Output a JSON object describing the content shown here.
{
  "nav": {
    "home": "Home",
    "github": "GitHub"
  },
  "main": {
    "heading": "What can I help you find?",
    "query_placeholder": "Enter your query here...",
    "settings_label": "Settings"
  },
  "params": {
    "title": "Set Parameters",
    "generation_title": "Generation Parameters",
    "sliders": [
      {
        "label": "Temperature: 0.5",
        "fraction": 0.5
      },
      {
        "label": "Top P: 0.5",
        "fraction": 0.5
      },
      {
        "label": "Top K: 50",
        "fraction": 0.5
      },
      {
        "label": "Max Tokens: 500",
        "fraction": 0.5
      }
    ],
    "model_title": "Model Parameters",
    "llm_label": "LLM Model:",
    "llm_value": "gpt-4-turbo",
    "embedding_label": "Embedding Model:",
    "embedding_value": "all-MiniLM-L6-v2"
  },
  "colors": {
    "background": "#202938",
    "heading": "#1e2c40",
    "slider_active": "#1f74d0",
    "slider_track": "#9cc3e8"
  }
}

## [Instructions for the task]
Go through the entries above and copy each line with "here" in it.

## [Result for this exercise]
Output a JSON object describing the content shown here.
    "query_placeholder": "Enter your query here...",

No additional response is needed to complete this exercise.